ACTIVITY |
Give back the data exactly, with no images.

[Opening DATASET section]

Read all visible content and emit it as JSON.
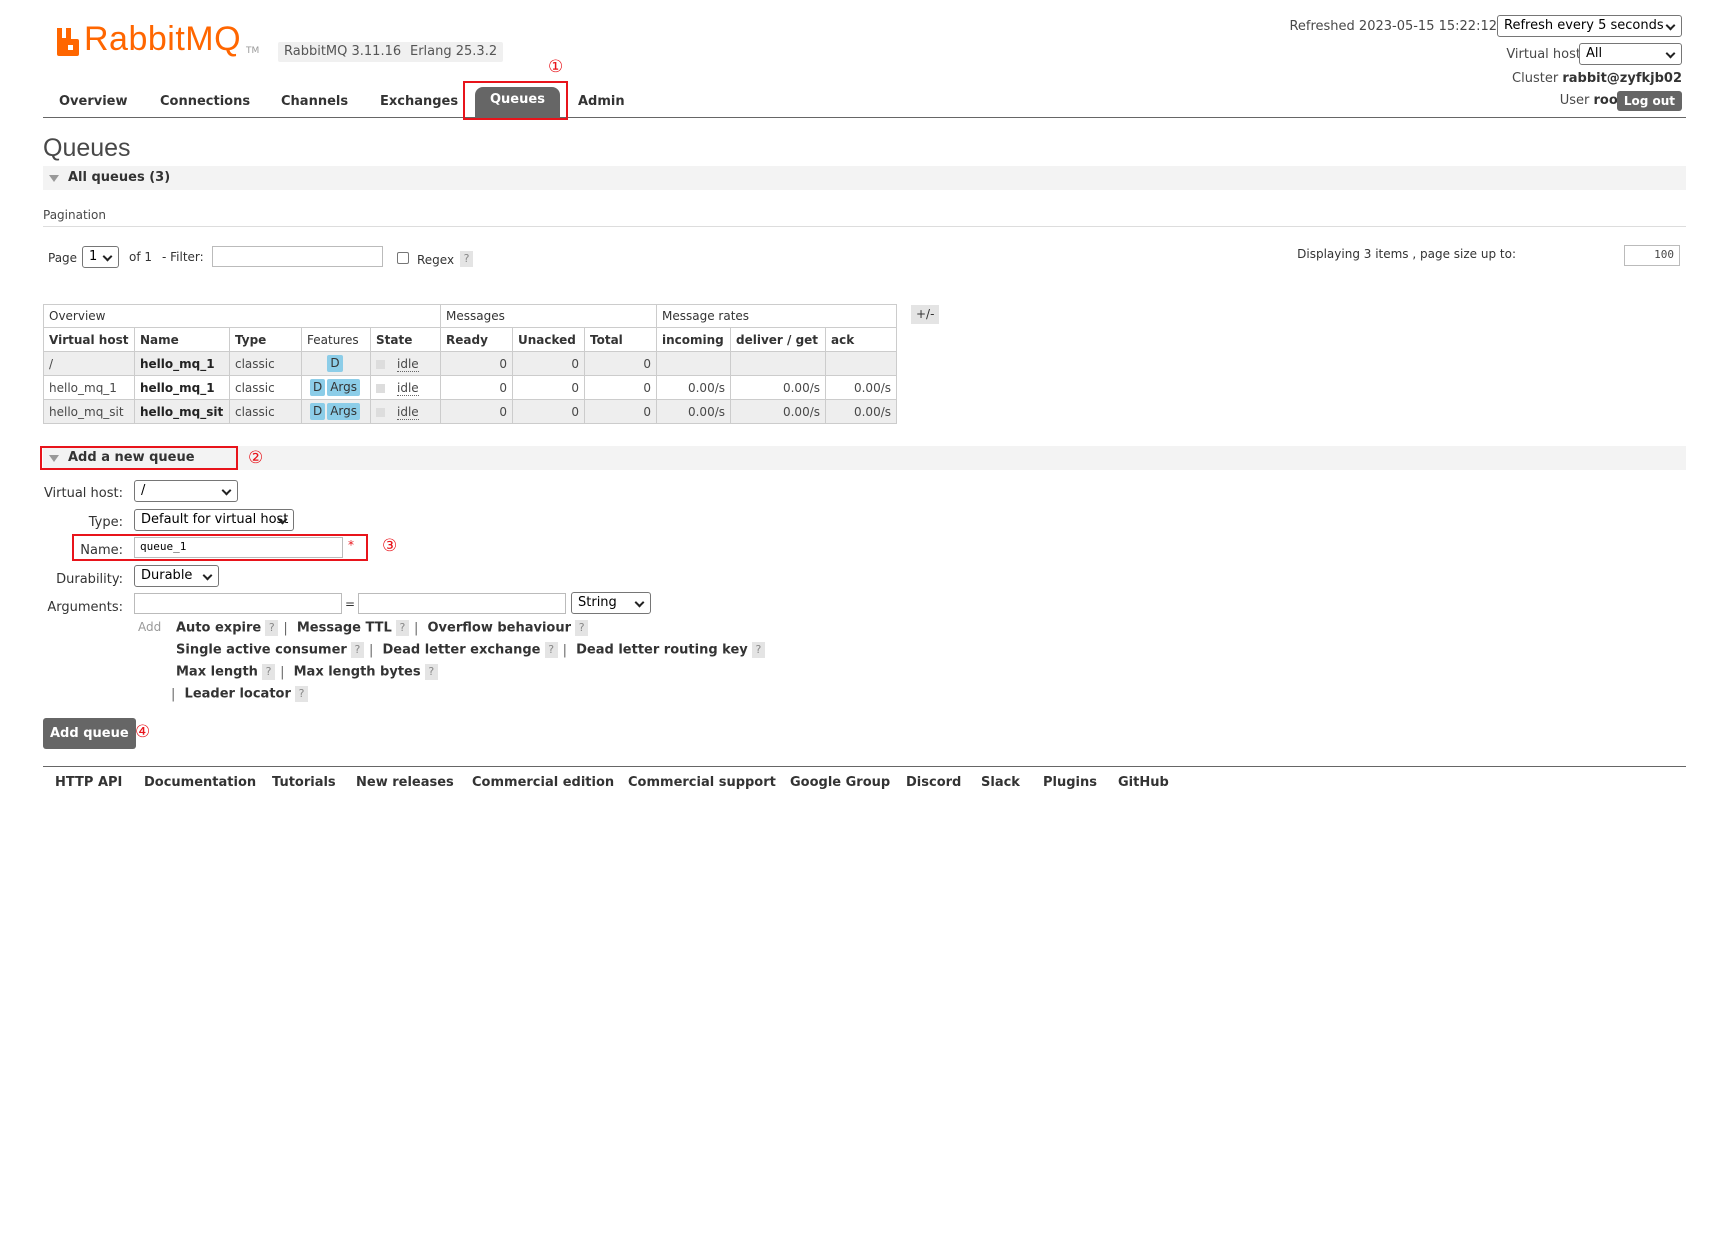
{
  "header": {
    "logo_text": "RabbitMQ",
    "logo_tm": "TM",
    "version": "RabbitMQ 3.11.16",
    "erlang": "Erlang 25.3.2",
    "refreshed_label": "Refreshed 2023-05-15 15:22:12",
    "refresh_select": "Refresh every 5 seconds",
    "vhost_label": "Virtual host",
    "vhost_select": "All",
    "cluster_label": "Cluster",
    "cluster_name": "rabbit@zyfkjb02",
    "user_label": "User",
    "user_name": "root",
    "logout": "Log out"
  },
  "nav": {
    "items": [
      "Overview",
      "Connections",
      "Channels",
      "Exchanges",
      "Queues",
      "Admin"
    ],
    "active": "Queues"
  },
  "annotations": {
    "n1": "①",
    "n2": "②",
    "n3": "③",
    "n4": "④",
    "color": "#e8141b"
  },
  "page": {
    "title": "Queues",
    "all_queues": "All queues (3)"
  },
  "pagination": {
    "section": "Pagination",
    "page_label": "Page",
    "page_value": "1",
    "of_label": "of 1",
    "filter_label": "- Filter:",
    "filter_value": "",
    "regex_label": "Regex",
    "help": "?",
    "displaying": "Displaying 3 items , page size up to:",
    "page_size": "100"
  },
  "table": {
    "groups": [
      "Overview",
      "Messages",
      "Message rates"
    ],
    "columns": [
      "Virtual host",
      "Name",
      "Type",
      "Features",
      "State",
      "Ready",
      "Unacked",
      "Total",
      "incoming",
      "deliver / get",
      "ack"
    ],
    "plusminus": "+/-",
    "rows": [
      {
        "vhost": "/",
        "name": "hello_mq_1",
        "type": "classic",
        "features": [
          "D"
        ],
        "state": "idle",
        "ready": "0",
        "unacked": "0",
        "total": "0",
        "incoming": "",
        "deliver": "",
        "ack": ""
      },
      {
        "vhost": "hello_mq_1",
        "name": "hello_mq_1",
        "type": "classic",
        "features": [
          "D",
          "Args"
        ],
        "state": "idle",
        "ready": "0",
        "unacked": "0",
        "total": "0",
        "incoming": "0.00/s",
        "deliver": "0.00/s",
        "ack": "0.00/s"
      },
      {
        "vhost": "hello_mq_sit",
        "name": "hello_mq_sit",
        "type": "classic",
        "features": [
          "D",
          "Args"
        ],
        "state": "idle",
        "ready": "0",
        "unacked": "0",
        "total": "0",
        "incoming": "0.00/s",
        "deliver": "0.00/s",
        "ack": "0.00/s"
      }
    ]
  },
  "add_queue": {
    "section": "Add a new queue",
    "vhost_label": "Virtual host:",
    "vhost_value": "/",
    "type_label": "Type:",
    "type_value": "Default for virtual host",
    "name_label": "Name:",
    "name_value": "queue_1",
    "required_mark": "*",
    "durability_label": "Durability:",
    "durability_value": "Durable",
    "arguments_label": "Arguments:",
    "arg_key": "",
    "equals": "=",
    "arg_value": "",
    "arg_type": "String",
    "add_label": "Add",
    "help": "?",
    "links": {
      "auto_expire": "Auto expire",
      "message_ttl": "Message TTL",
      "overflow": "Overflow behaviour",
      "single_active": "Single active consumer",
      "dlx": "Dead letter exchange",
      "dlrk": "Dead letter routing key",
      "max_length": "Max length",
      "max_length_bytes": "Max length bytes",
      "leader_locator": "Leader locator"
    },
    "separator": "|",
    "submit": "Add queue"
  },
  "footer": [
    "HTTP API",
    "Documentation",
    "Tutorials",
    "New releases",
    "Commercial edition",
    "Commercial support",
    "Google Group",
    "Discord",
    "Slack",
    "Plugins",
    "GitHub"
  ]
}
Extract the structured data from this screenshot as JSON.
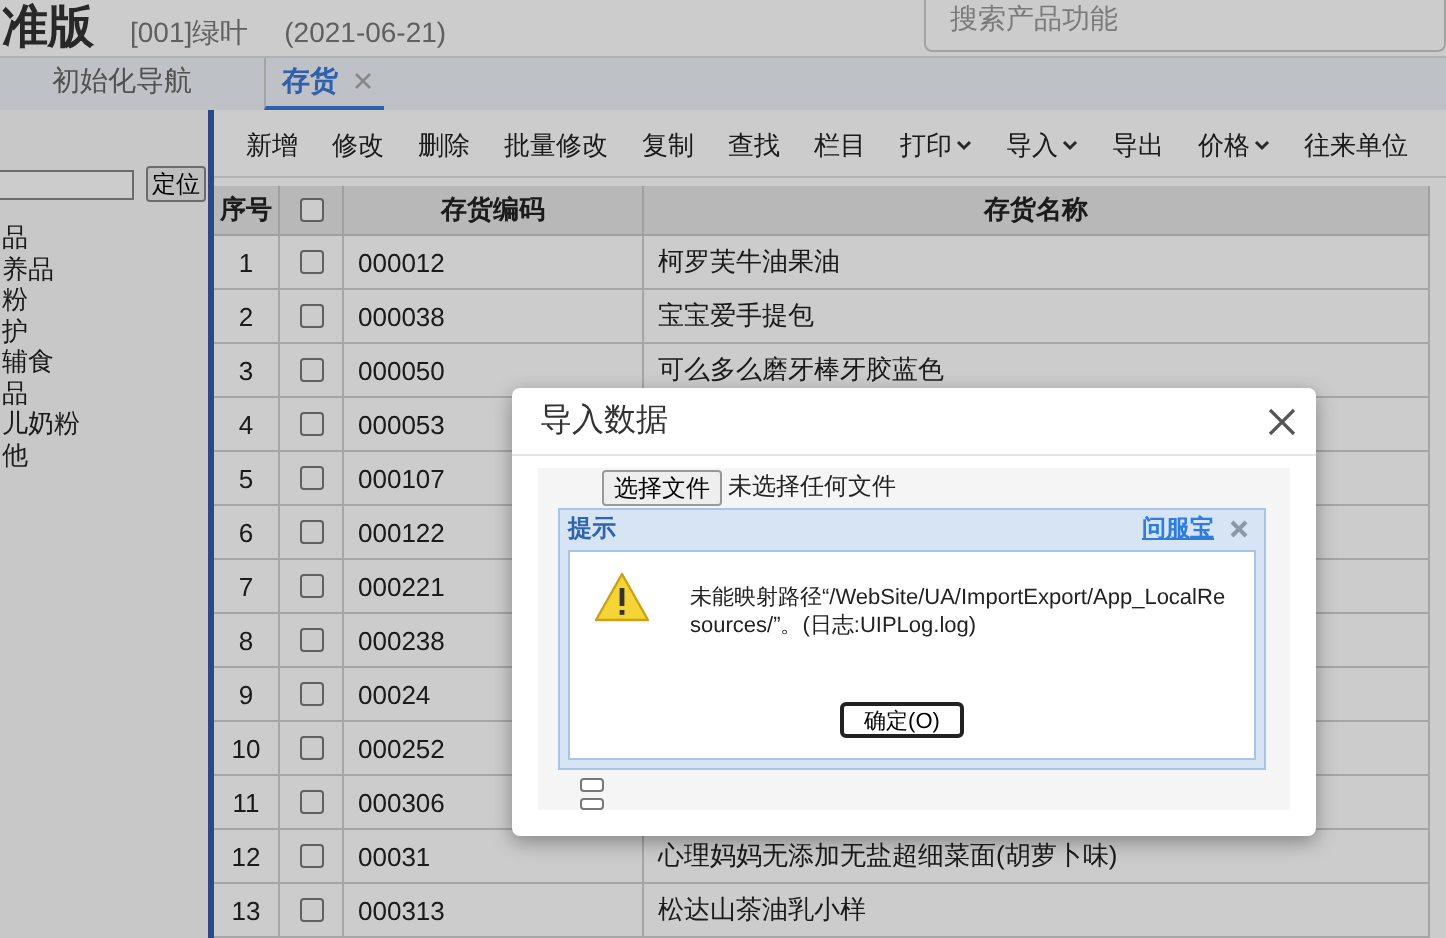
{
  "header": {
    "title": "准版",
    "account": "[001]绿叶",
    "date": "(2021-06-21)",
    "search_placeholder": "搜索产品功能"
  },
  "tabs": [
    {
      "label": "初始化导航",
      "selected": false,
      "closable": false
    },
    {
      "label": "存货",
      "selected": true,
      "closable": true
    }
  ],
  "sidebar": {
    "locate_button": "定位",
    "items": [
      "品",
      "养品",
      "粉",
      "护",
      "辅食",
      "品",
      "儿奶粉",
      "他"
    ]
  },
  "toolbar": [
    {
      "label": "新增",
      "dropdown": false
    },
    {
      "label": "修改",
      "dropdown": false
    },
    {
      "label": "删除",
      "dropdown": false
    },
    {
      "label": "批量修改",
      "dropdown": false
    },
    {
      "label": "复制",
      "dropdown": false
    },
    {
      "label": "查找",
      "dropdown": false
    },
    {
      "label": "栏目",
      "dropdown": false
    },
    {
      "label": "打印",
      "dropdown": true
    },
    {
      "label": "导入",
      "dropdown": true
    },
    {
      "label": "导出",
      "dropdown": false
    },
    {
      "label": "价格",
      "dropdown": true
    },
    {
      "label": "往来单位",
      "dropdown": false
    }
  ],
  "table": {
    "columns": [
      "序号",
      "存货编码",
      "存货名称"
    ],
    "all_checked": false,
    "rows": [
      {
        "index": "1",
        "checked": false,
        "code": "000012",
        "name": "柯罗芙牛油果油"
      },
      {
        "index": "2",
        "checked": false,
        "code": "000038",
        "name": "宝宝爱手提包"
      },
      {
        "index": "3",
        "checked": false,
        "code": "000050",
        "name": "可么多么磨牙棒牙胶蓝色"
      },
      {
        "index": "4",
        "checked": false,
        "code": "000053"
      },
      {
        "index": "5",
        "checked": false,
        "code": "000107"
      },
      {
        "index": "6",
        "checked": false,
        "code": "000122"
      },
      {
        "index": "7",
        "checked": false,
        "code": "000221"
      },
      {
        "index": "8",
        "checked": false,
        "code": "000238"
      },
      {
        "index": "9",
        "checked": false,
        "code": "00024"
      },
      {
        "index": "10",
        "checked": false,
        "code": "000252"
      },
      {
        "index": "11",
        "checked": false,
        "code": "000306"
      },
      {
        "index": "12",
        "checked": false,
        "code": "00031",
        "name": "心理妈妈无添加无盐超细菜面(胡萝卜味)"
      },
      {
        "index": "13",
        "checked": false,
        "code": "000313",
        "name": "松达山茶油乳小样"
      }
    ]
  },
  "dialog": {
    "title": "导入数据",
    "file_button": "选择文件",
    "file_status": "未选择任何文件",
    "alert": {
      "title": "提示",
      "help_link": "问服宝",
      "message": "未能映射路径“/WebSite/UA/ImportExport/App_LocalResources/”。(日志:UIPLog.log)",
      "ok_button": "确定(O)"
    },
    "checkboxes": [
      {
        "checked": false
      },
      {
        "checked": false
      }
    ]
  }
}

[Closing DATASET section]

THE COMPLETED TASK |
Read all visible content and emit it as JSON.
{
  "header": {
    "logo_text": "RabbitMQ",
    "logo_tm": "TM",
    "version": "RabbitMQ 3.11.16",
    "erlang": "Erlang 25.3.2",
    "refreshed_label": "Refreshed 2023-05-15 15:22:12",
    "refresh_select": "Refresh every 5 seconds",
    "vhost_label": "Virtual host",
    "vhost_select": "All",
    "cluster_label": "Cluster",
    "cluster_name": "rabbit@zyfkjb02",
    "user_label": "User",
    "user_name": "root",
    "logout": "Log out"
  },
  "nav": {
    "items": [
      "Overview",
      "Connections",
      "Channels",
      "Exchanges",
      "Queues",
      "Admin"
    ],
    "active": "Queues"
  },
  "annotations": {
    "n1": "①",
    "n2": "②",
    "n3": "③",
    "n4": "④",
    "color": "#e8141b"
  },
  "page": {
    "title": "Queues",
    "all_queues": "All queues (3)"
  },
  "pagination": {
    "section": "Pagination",
    "page_label": "Page",
    "page_value": "1",
    "of_label": "of 1",
    "filter_label": "- Filter:",
    "filter_value": "",
    "regex_label": "Regex",
    "help": "?",
    "displaying": "Displaying 3 items , page size up to:",
    "page_size": "100"
  },
  "table": {
    "groups": [
      "Overview",
      "Messages",
      "Message rates"
    ],
    "columns": [
      "Virtual host",
      "Name",
      "Type",
      "Features",
      "State",
      "Ready",
      "Unacked",
      "Total",
      "incoming",
      "deliver / get",
      "ack"
    ],
    "plusminus": "+/-",
    "rows": [
      {
        "vhost": "/",
        "name": "hello_mq_1",
        "type": "classic",
        "features": [
          "D"
        ],
        "state": "idle",
        "ready": "0",
        "unacked": "0",
        "total": "0",
        "incoming": "",
        "deliver": "",
        "ack": ""
      },
      {
        "vhost": "hello_mq_1",
        "name": "hello_mq_1",
        "type": "classic",
        "features": [
          "D",
          "Args"
        ],
        "state": "idle",
        "ready": "0",
        "unacked": "0",
        "total": "0",
        "incoming": "0.00/s",
        "deliver": "0.00/s",
        "ack": "0.00/s"
      },
      {
        "vhost": "hello_mq_sit",
        "name": "hello_mq_sit",
        "type": "classic",
        "features": [
          "D",
          "Args"
        ],
        "state": "idle",
        "ready": "0",
        "unacked": "0",
        "total": "0",
        "incoming": "0.00/s",
        "deliver": "0.00/s",
        "ack": "0.00/s"
      }
    ]
  },
  "add_queue": {
    "section": "Add a new queue",
    "vhost_label": "Virtual host:",
    "vhost_value": "/",
    "type_label": "Type:",
    "type_value": "Default for virtual host",
    "name_label": "Name:",
    "name_value": "queue_1",
    "required_mark": "*",
    "durability_label": "Durability:",
    "durability_value": "Durable",
    "arguments_label": "Arguments:",
    "arg_key": "",
    "equals": "=",
    "arg_value": "",
    "arg_type": "String",
    "add_label": "Add",
    "help": "?",
    "links": {
      "auto_expire": "Auto expire",
      "message_ttl": "Message TTL",
      "overflow": "Overflow behaviour",
      "single_active": "Single active consumer",
      "dlx": "Dead letter exchange",
      "dlrk": "Dead letter routing key",
      "max_length": "Max length",
      "max_length_bytes": "Max length bytes",
      "leader_locator": "Leader locator"
    },
    "separator": "|",
    "submit": "Add queue"
  },
  "footer": [
    "HTTP API",
    "Documentation",
    "Tutorials",
    "New releases",
    "Commercial edition",
    "Commercial support",
    "Google Group",
    "Discord",
    "Slack",
    "Plugins",
    "GitHub"
  ]
}
Extract the structured data from this screenshot as JSON.
{
  "header": {
    "title": "准版",
    "account": "[001]绿叶",
    "date": "(2021-06-21)",
    "search_placeholder": "搜索产品功能"
  },
  "tabs": [
    {
      "label": "初始化导航",
      "selected": false,
      "closable": false
    },
    {
      "label": "存货",
      "selected": true,
      "closable": true
    }
  ],
  "sidebar": {
    "locate_button": "定位",
    "items": [
      "品",
      "养品",
      "粉",
      "护",
      "辅食",
      "品",
      "儿奶粉",
      "他"
    ]
  },
  "toolbar": [
    {
      "label": "新增",
      "dropdown": false
    },
    {
      "label": "修改",
      "dropdown": false
    },
    {
      "label": "删除",
      "dropdown": false
    },
    {
      "label": "批量修改",
      "dropdown": false
    },
    {
      "label": "复制",
      "dropdown": false
    },
    {
      "label": "查找",
      "dropdown": false
    },
    {
      "label": "栏目",
      "dropdown": false
    },
    {
      "label": "打印",
      "dropdown": true
    },
    {
      "label": "导入",
      "dropdown": true
    },
    {
      "label": "导出",
      "dropdown": false
    },
    {
      "label": "价格",
      "dropdown": true
    },
    {
      "label": "往来单位",
      "dropdown": false
    }
  ],
  "table": {
    "columns": [
      "序号",
      "存货编码",
      "存货名称"
    ],
    "all_checked": false,
    "rows": [
      {
        "index": "1",
        "checked": false,
        "code": "000012",
        "name": "柯罗芙牛油果油"
      },
      {
        "index": "2",
        "checked": false,
        "code": "000038",
        "name": "宝宝爱手提包"
      },
      {
        "index": "3",
        "checked": false,
        "code": "000050",
        "name": "可么多么磨牙棒牙胶蓝色"
      },
      {
        "index": "4",
        "checked": false,
        "code": "000053"
      },
      {
        "index": "5",
        "checked": false,
        "code": "000107"
      },
      {
        "index": "6",
        "checked": false,
        "code": "000122"
      },
      {
        "index": "7",
        "checked": false,
        "code": "000221"
      },
      {
        "index": "8",
        "checked": false,
        "code": "000238"
      },
      {
        "index": "9",
        "checked": false,
        "code": "00024"
      },
      {
        "index": "10",
        "checked": false,
        "code": "000252"
      },
      {
        "index": "11",
        "checked": false,
        "code": "000306"
      },
      {
        "index": "12",
        "checked": false,
        "code": "00031",
        "name": "心理妈妈无添加无盐超细菜面(胡萝卜味)"
      },
      {
        "index": "13",
        "checked": false,
        "code": "000313",
        "name": "松达山茶油乳小样"
      }
    ]
  },
  "dialog": {
    "title": "导入数据",
    "file_button": "选择文件",
    "file_status": "未选择任何文件",
    "alert": {
      "title": "提示",
      "help_link": "问服宝",
      "message": "未能映射路径“/WebSite/UA/ImportExport/App_LocalResources/”。(日志:UIPLog.log)",
      "ok_button": "确定(O)"
    },
    "checkboxes": [
      {
        "checked": false
      },
      {
        "checked": false
      }
    ]
  }
}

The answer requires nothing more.